### Supplied material
◆ ◆ ◆ ◆ ◆
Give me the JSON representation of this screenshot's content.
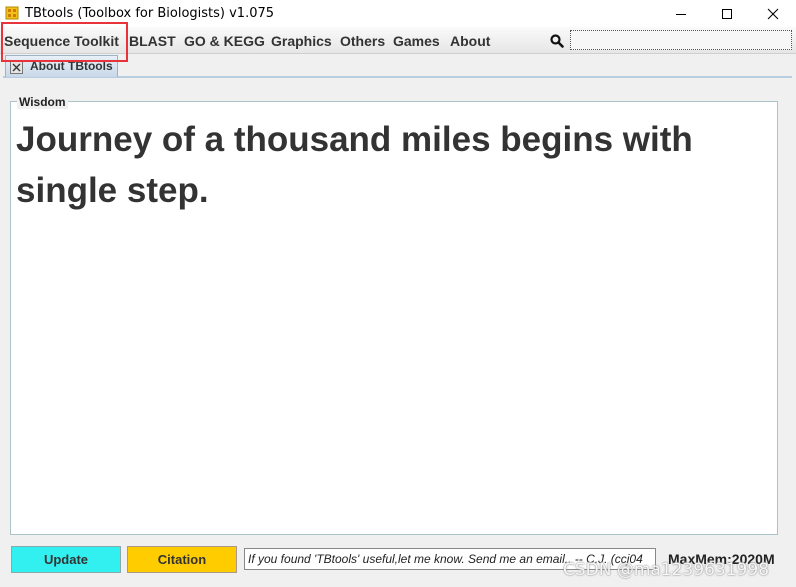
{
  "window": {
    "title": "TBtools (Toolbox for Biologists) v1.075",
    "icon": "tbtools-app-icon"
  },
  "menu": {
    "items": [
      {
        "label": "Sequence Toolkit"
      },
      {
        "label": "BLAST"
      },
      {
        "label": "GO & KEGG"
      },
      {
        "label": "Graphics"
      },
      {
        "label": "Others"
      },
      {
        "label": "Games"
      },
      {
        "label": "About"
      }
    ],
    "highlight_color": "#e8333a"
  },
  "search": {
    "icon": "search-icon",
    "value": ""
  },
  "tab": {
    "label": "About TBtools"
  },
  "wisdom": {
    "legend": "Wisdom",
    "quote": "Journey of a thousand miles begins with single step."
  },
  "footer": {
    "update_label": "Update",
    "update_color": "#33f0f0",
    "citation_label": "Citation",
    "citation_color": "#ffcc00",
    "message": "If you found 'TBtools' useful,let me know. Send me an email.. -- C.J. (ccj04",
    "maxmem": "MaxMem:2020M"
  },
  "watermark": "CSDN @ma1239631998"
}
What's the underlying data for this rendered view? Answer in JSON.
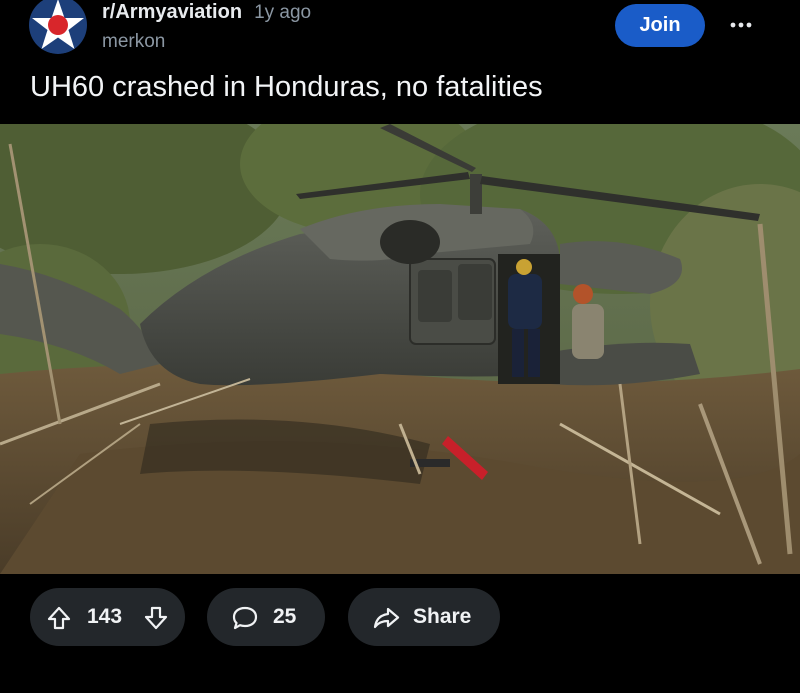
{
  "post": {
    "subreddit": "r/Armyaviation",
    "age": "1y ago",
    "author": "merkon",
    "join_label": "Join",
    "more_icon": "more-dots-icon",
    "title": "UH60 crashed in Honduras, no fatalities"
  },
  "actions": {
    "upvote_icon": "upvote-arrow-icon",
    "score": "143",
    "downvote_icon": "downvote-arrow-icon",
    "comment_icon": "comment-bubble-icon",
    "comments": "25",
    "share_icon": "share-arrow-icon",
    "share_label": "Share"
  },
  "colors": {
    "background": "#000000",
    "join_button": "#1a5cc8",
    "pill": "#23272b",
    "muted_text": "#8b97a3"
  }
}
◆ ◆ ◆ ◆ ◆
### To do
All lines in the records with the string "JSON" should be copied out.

### Answer to this exercise
Give me the JSON representation of this screenshot's content.
What's the underlying data for this rendered view? Answer in JSON.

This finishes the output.